Last month, the Legislative Analyst's Office released a devastating report on California's massive high speed rail project, essentially calling for the project to be scrapped. Tim Cavanaugh wrote up this analysis at Reason, and called high speed rail "dead" at the time. Sadly, like most truly bad ideas, high speed rail isn't as dead as it appears.
Senate approved SB 517, which would put HRSA under the authority of the Business, Transportation, and Housing Agency and give the Govenor and Legislature substantially more control over its board membership. And just yesterday, the Assembly passed AB 145, which would create a new agency, the Department of High Speed Rail Trains, within Business, Transportation, and Housing. These two bills, presumably, lay the groundwork for taking away HRSA's authority. Given the Authority's history of wasting vast amounts of money with little to show for it, this isn't in itself a bad thing; as of 2010, HRSA had spent $250 million since 1996 without producing an inch of track. But for us it's a worrying sign that Sacramento's bureaucrats haven't given up on this spectacularly wasteful boondoggle, and that they're ignoring the LAO's other concerns in their eagerness to claim billions in federal funds toward the project. According to Senate President Pro Tem Darrell Steinberg, the goal is to "mend the project, not end it."

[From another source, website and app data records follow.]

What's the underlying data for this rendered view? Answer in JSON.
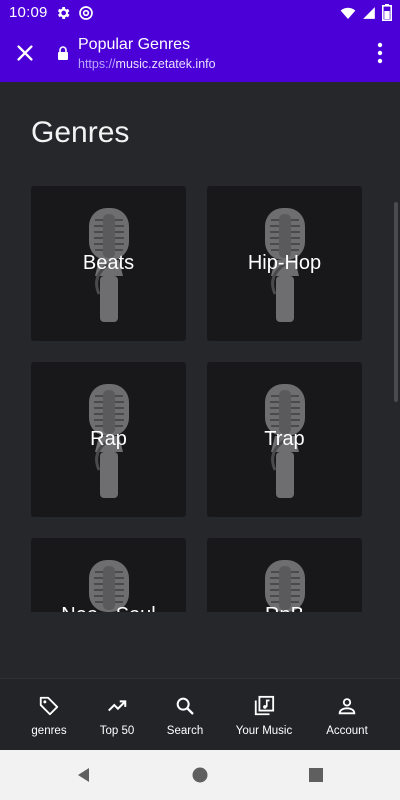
{
  "status_bar": {
    "time": "10:09",
    "icons": [
      "settings-icon",
      "at-icon",
      "wifi-icon",
      "signal-icon",
      "battery-icon"
    ]
  },
  "toolbar": {
    "title": "Popular Genres",
    "url_scheme": "https://",
    "url_host": "music.zetatek.info",
    "accent_color": "#4a00d6"
  },
  "page": {
    "heading": "Genres"
  },
  "genres": [
    {
      "label": "Beats"
    },
    {
      "label": "Hip-Hop"
    },
    {
      "label": "Rap"
    },
    {
      "label": "Trap"
    },
    {
      "label": "Neo - Soul"
    },
    {
      "label": "RnB"
    }
  ],
  "bottom_nav": {
    "items": [
      {
        "label": "genres",
        "icon": "tag-icon"
      },
      {
        "label": "Top 50",
        "icon": "trending-up-icon"
      },
      {
        "label": "Search",
        "icon": "search-icon"
      },
      {
        "label": "Your Music",
        "icon": "library-music-icon"
      },
      {
        "label": "Account",
        "icon": "person-icon"
      }
    ]
  },
  "system_nav": {
    "buttons": [
      "back-icon",
      "home-icon",
      "recents-icon"
    ]
  }
}
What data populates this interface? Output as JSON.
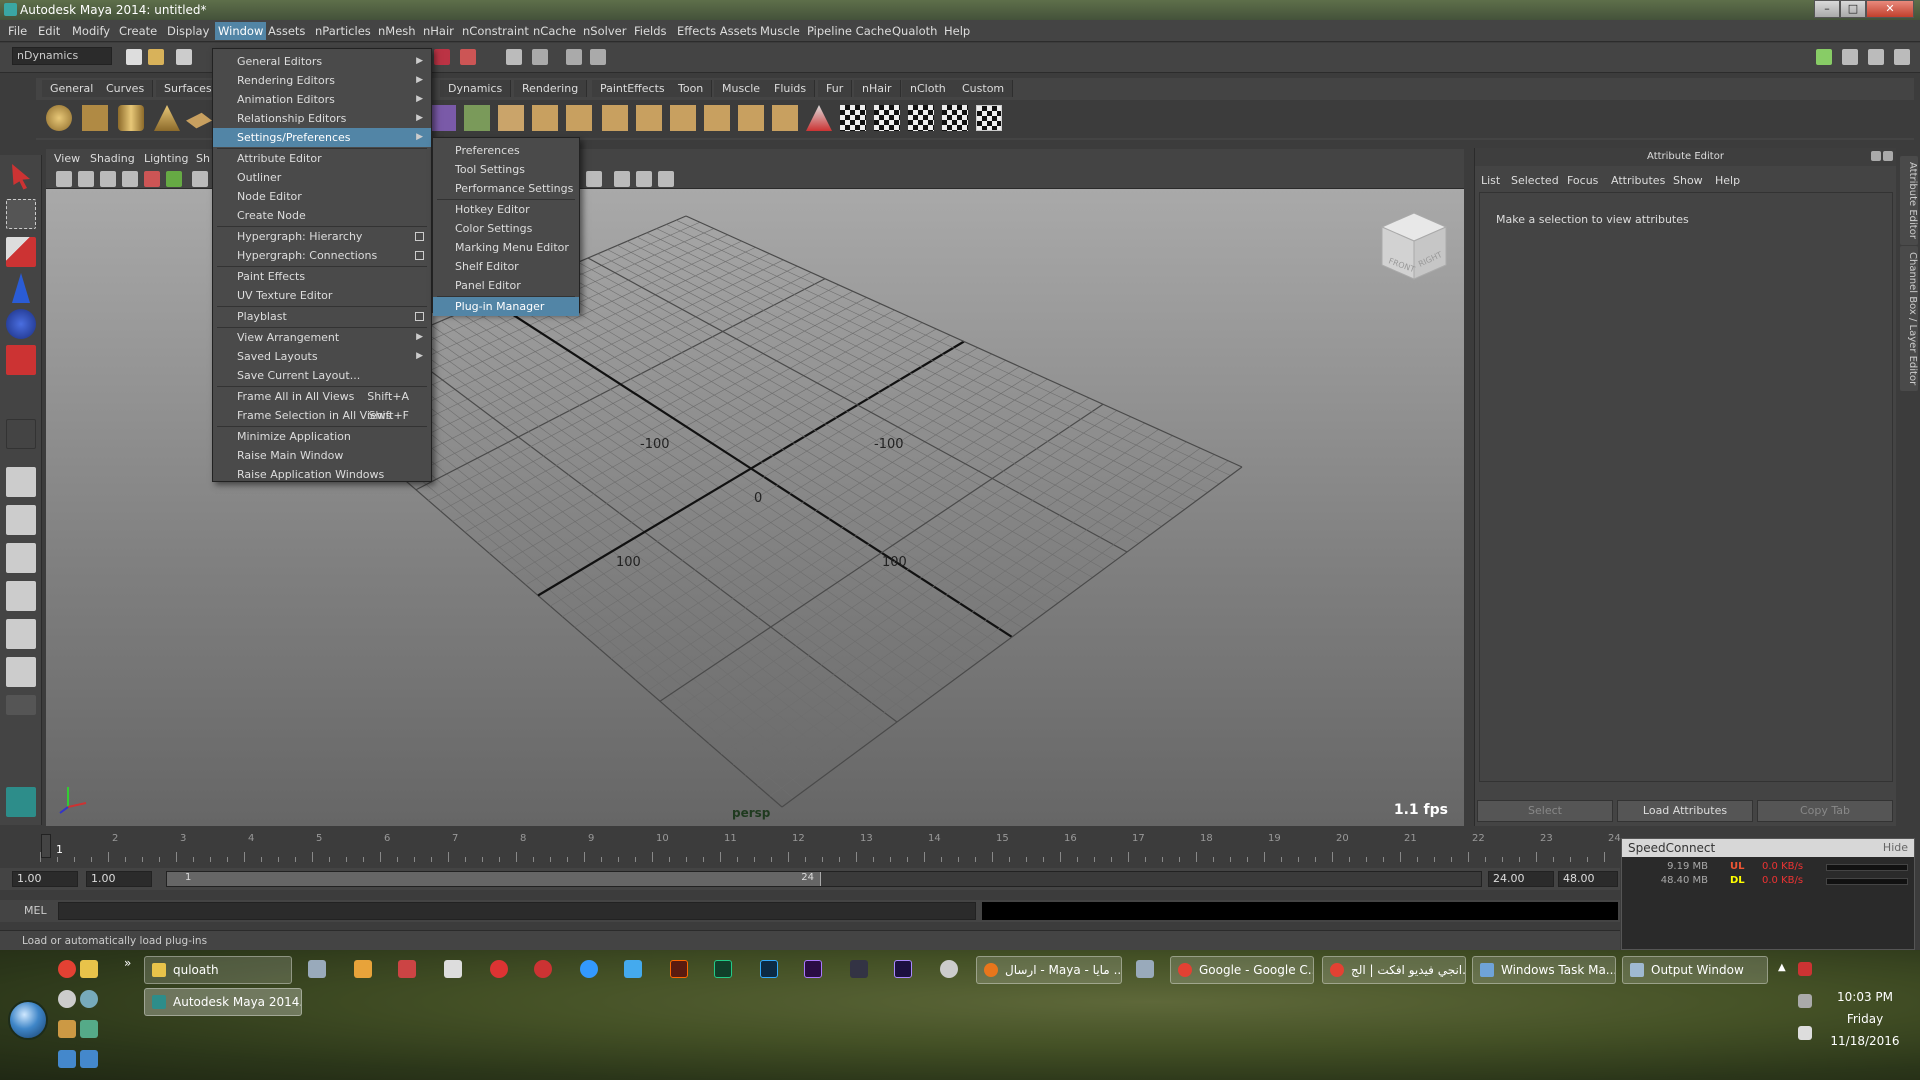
{
  "window": {
    "title": "Autodesk Maya 2014: untitled*",
    "controls": [
      "–",
      "□",
      "✕"
    ]
  },
  "menubar": [
    "File",
    "Edit",
    "Modify",
    "Create",
    "Display",
    "Window",
    "Assets",
    "nParticles",
    "nMesh",
    "nHair",
    "nConstraint",
    "nCache",
    "nSolver",
    "Fields",
    "Effects Assets",
    "Muscle",
    "Pipeline Cache",
    "Qualoth",
    "Help"
  ],
  "active_menu": "Window",
  "statusline": {
    "menu_set": "nDynamics"
  },
  "shelf": {
    "tabs": [
      "General",
      "Curves",
      "Surfaces",
      "Dynamics",
      "Rendering",
      "PaintEffects",
      "Toon",
      "Muscle",
      "Fluids",
      "Fur",
      "nHair",
      "nCloth",
      "Custom"
    ]
  },
  "window_menu": {
    "items": [
      {
        "label": "General Editors",
        "submenu": true
      },
      {
        "label": "Rendering Editors",
        "submenu": true
      },
      {
        "label": "Animation Editors",
        "submenu": true
      },
      {
        "label": "Relationship Editors",
        "submenu": true
      },
      {
        "label": "Settings/Preferences",
        "submenu": true,
        "highlighted": true
      },
      {
        "label": "Attribute Editor"
      },
      {
        "label": "Outliner"
      },
      {
        "label": "Node Editor"
      },
      {
        "label": "Create Node"
      },
      {
        "label": "Hypergraph: Hierarchy",
        "option": true
      },
      {
        "label": "Hypergraph: Connections",
        "option": true
      },
      {
        "label": "Paint Effects"
      },
      {
        "label": "UV Texture Editor"
      },
      {
        "label": "Playblast",
        "option": true
      },
      {
        "label": "View Arrangement",
        "submenu": true
      },
      {
        "label": "Saved Layouts",
        "submenu": true
      },
      {
        "label": "Save Current Layout..."
      },
      {
        "label": "Frame All in All Views",
        "shortcut": "Shift+A"
      },
      {
        "label": "Frame Selection in All Views",
        "shortcut": "Shift+F"
      },
      {
        "label": "Minimize Application"
      },
      {
        "label": "Raise Main Window"
      },
      {
        "label": "Raise Application Windows"
      }
    ]
  },
  "settings_submenu": {
    "items": [
      "Preferences",
      "Tool Settings",
      "Performance Settings",
      "Hotkey Editor",
      "Color Settings",
      "Marking Menu Editor",
      "Shelf Editor",
      "Panel Editor",
      "Plug-in Manager"
    ],
    "highlighted": "Plug-in Manager"
  },
  "viewport": {
    "menu": [
      "View",
      "Shading",
      "Lighting",
      "Sh"
    ],
    "camera": "persp",
    "fps": "1.1 fps",
    "grid_labels": [
      "-100",
      "-100",
      "0",
      "100",
      "100"
    ],
    "viewcube": [
      "FRONT",
      "RIGHT"
    ]
  },
  "attribute_editor": {
    "title": "Attribute Editor",
    "menu": [
      "List",
      "Selected",
      "Focus",
      "Attributes",
      "Show",
      "Help"
    ],
    "hint": "Make a selection to view attributes",
    "buttons": [
      "Select",
      "Load Attributes",
      "Copy Tab"
    ],
    "side_tabs": [
      "Attribute Editor",
      "Channel Box / Layer Editor"
    ]
  },
  "timeline": {
    "ticks": [
      "1",
      "2",
      "3",
      "4",
      "5",
      "6",
      "7",
      "8",
      "9",
      "10",
      "11",
      "12",
      "13",
      "14",
      "15",
      "16",
      "17",
      "18",
      "19",
      "20",
      "21",
      "22",
      "23",
      "24"
    ],
    "current_frame": "1",
    "start": "1.00",
    "start_inner": "1.00",
    "range_start_label": "1",
    "range_end_label": "24",
    "end_inner": "24.00",
    "end": "48.00"
  },
  "command_line": {
    "label": "MEL"
  },
  "help_line": "Load or automatically load plug-ins",
  "speedconnect": {
    "title": "SpeedConnect",
    "hide": "Hide",
    "rows": [
      {
        "amount": "9.19 MB",
        "label": "UL",
        "rate": "0.0 KB/s"
      },
      {
        "amount": "48.40 MB",
        "label": "DL",
        "rate": "0.0 KB/s"
      }
    ]
  },
  "taskbar": {
    "buttons": [
      {
        "label": "quloath",
        "color": "#e8c34a"
      },
      {
        "label": "Autodesk Maya 2014...",
        "color": "#2d8d8a"
      },
      {
        "label": "ارسال - Maya - مايا ...",
        "color": "#e8761c"
      },
      {
        "label": "Google - Google C...",
        "color": "#e34133"
      },
      {
        "label": "انجي فيديو افكت | الج...",
        "color": "#e34133"
      },
      {
        "label": "Windows Task Ma...",
        "color": "#6fa3d8"
      },
      {
        "label": "Output Window",
        "color": "#9fb9d2"
      }
    ],
    "clock": {
      "time": "10:03 PM",
      "day": "Friday",
      "date": "11/18/2016"
    }
  }
}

Even if the Legislature succeeds in wresting control of high speed rail away from HRSA, there's still the question of what to do with appropriations requests for Authority funds that are still floating around. The LAO recommended slashing Jerry Brown's request of $185 million down to $7 million, which is a bureaucracy's way of saying that HRSA can't possibly do a damn bit of good with the money and should be kept from wasting it wherever possible. Yet unless the Business, Transportation, and Housing Agency is really ready to go, cutting off funds to the project at this point will only make it harder for California to begin work on it by the September 2012 deadline. The second big problem is that all the arguments for the line insist that it can generate profits that cover the costs of construction; aside from the fact that this generally isn't true elsewhere in the world, the business case for the California project suffers when you remember that it's being built in the middle of nowhere. The first phase of the line, the projected cost of which has already ballooned by 57% since planning started, will run between the towns of Borden ("near Fresno") and Corcoran ("north of Bakersfield"). The choice to start in an isolated stretch of the Central Valley was made to evade federal environmental-clearance requirements that would've led to a missed deadline and the loss of federal funds. But, clearly, it's not going to help taxpayers to have empty trains running in the middle of nowhere.